⟨
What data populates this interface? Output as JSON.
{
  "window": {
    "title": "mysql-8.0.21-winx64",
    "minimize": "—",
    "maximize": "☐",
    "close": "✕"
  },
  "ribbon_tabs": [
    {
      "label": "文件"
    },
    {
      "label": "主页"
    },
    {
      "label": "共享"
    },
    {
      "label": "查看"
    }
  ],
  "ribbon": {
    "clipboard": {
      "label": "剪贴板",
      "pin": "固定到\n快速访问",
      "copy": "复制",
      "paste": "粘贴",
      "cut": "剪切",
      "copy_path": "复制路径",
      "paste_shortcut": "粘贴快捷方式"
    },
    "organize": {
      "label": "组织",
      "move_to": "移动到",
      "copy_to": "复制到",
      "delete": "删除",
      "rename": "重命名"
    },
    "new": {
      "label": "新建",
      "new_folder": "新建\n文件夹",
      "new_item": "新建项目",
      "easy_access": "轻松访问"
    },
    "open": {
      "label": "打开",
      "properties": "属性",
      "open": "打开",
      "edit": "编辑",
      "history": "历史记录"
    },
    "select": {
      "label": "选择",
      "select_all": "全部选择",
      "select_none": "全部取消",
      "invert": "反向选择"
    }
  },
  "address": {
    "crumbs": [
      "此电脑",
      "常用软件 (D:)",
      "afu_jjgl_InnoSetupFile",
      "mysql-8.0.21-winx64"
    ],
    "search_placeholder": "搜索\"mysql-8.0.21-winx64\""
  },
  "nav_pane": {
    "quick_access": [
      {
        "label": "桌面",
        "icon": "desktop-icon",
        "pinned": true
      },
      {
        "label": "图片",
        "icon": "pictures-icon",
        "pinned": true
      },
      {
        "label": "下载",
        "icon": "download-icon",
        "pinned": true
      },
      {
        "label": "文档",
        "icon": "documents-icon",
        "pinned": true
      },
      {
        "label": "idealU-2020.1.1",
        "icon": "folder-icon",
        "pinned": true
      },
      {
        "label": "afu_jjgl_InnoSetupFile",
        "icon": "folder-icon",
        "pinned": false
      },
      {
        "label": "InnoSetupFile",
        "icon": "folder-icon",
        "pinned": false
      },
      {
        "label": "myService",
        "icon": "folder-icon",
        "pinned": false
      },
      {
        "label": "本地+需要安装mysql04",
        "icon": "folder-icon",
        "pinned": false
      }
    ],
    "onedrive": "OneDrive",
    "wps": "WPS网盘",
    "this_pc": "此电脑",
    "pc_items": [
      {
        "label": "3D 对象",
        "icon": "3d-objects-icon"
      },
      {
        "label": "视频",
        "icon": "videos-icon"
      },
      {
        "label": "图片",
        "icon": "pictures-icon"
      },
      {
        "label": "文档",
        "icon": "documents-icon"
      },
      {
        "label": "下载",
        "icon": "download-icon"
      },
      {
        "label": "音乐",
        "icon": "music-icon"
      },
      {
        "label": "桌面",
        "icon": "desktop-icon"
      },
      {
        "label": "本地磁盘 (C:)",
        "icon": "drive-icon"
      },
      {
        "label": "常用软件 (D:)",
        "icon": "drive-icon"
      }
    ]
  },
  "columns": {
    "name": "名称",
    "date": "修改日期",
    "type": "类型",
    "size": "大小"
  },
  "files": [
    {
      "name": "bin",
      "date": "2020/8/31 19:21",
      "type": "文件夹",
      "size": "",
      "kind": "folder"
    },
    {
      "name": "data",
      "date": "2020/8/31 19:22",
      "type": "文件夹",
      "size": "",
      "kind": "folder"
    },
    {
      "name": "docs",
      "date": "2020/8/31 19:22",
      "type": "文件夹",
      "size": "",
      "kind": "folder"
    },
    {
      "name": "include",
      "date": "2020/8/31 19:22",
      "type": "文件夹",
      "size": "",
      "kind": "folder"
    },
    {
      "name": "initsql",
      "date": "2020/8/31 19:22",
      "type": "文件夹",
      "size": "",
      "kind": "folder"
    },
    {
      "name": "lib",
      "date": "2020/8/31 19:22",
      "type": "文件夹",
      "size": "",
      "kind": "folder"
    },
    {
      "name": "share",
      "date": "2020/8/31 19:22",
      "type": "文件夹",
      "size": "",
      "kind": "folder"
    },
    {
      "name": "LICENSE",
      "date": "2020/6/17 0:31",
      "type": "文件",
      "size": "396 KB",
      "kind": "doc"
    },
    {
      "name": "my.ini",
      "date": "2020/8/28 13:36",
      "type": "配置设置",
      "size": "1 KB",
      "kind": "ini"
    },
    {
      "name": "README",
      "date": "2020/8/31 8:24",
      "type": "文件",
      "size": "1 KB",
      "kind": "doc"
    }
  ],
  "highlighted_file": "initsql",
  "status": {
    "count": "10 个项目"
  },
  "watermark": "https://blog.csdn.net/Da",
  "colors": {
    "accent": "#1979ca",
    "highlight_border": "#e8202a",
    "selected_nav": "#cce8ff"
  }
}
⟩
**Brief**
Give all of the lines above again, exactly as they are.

**Result for this task**
What data populates this interface? Output as JSON.
{
  "window": {
    "title": "mysql-8.0.21-winx64",
    "minimize": "—",
    "maximize": "☐",
    "close": "✕"
  },
  "ribbon_tabs": [
    {
      "label": "文件"
    },
    {
      "label": "主页"
    },
    {
      "label": "共享"
    },
    {
      "label": "查看"
    }
  ],
  "ribbon": {
    "clipboard": {
      "label": "剪贴板",
      "pin": "固定到\n快速访问",
      "copy": "复制",
      "paste": "粘贴",
      "cut": "剪切",
      "copy_path": "复制路径",
      "paste_shortcut": "粘贴快捷方式"
    },
    "organize": {
      "label": "组织",
      "move_to": "移动到",
      "copy_to": "复制到",
      "delete": "删除",
      "rename": "重命名"
    },
    "new": {
      "label": "新建",
      "new_folder": "新建\n文件夹",
      "new_item": "新建项目",
      "easy_access": "轻松访问"
    },
    "open": {
      "label": "打开",
      "properties": "属性",
      "open": "打开",
      "edit": "编辑",
      "history": "历史记录"
    },
    "select": {
      "label": "选择",
      "select_all": "全部选择",
      "select_none": "全部取消",
      "invert": "反向选择"
    }
  },
  "address": {
    "crumbs": [
      "此电脑",
      "常用软件 (D:)",
      "afu_jjgl_InnoSetupFile",
      "mysql-8.0.21-winx64"
    ],
    "search_placeholder": "搜索\"mysql-8.0.21-winx64\""
  },
  "nav_pane": {
    "quick_access": [
      {
        "label": "桌面",
        "icon": "desktop-icon",
        "pinned": true
      },
      {
        "label": "图片",
        "icon": "pictures-icon",
        "pinned": true
      },
      {
        "label": "下载",
        "icon": "download-icon",
        "pinned": true
      },
      {
        "label": "文档",
        "icon": "documents-icon",
        "pinned": true
      },
      {
        "label": "idealU-2020.1.1",
        "icon": "folder-icon",
        "pinned": true
      },
      {
        "label": "afu_jjgl_InnoSetupFile",
        "icon": "folder-icon",
        "pinned": false
      },
      {
        "label": "InnoSetupFile",
        "icon": "folder-icon",
        "pinned": false
      },
      {
        "label": "myService",
        "icon": "folder-icon",
        "pinned": false
      },
      {
        "label": "本地+需要安装mysql04",
        "icon": "folder-icon",
        "pinned": false
      }
    ],
    "onedrive": "OneDrive",
    "wps": "WPS网盘",
    "this_pc": "此电脑",
    "pc_items": [
      {
        "label": "3D 对象",
        "icon": "3d-objects-icon"
      },
      {
        "label": "视频",
        "icon": "videos-icon"
      },
      {
        "label": "图片",
        "icon": "pictures-icon"
      },
      {
        "label": "文档",
        "icon": "documents-icon"
      },
      {
        "label": "下载",
        "icon": "download-icon"
      },
      {
        "label": "音乐",
        "icon": "music-icon"
      },
      {
        "label": "桌面",
        "icon": "desktop-icon"
      },
      {
        "label": "本地磁盘 (C:)",
        "icon": "drive-icon"
      },
      {
        "label": "常用软件 (D:)",
        "icon": "drive-icon"
      }
    ]
  },
  "columns": {
    "name": "名称",
    "date": "修改日期",
    "type": "类型",
    "size": "大小"
  },
  "files": [
    {
      "name": "bin",
      "date": "2020/8/31 19:21",
      "type": "文件夹",
      "size": "",
      "kind": "folder"
    },
    {
      "name": "data",
      "date": "2020/8/31 19:22",
      "type": "文件夹",
      "size": "",
      "kind": "folder"
    },
    {
      "name": "docs",
      "date": "2020/8/31 19:22",
      "type": "文件夹",
      "size": "",
      "kind": "folder"
    },
    {
      "name": "include",
      "date": "2020/8/31 19:22",
      "type": "文件夹",
      "size": "",
      "kind": "folder"
    },
    {
      "name": "initsql",
      "date": "2020/8/31 19:22",
      "type": "文件夹",
      "size": "",
      "kind": "folder"
    },
    {
      "name": "lib",
      "date": "2020/8/31 19:22",
      "type": "文件夹",
      "size": "",
      "kind": "folder"
    },
    {
      "name": "share",
      "date": "2020/8/31 19:22",
      "type": "文件夹",
      "size": "",
      "kind": "folder"
    },
    {
      "name": "LICENSE",
      "date": "2020/6/17 0:31",
      "type": "文件",
      "size": "396 KB",
      "kind": "doc"
    },
    {
      "name": "my.ini",
      "date": "2020/8/28 13:36",
      "type": "配置设置",
      "size": "1 KB",
      "kind": "ini"
    },
    {
      "name": "README",
      "date": "2020/8/31 8:24",
      "type": "文件",
      "size": "1 KB",
      "kind": "doc"
    }
  ],
  "highlighted_file": "initsql",
  "status": {
    "count": "10 个项目"
  },
  "watermark": "https://blog.csdn.net/Da",
  "colors": {
    "accent": "#1979ca",
    "highlight_border": "#e8202a",
    "selected_nav": "#cce8ff"
  }
}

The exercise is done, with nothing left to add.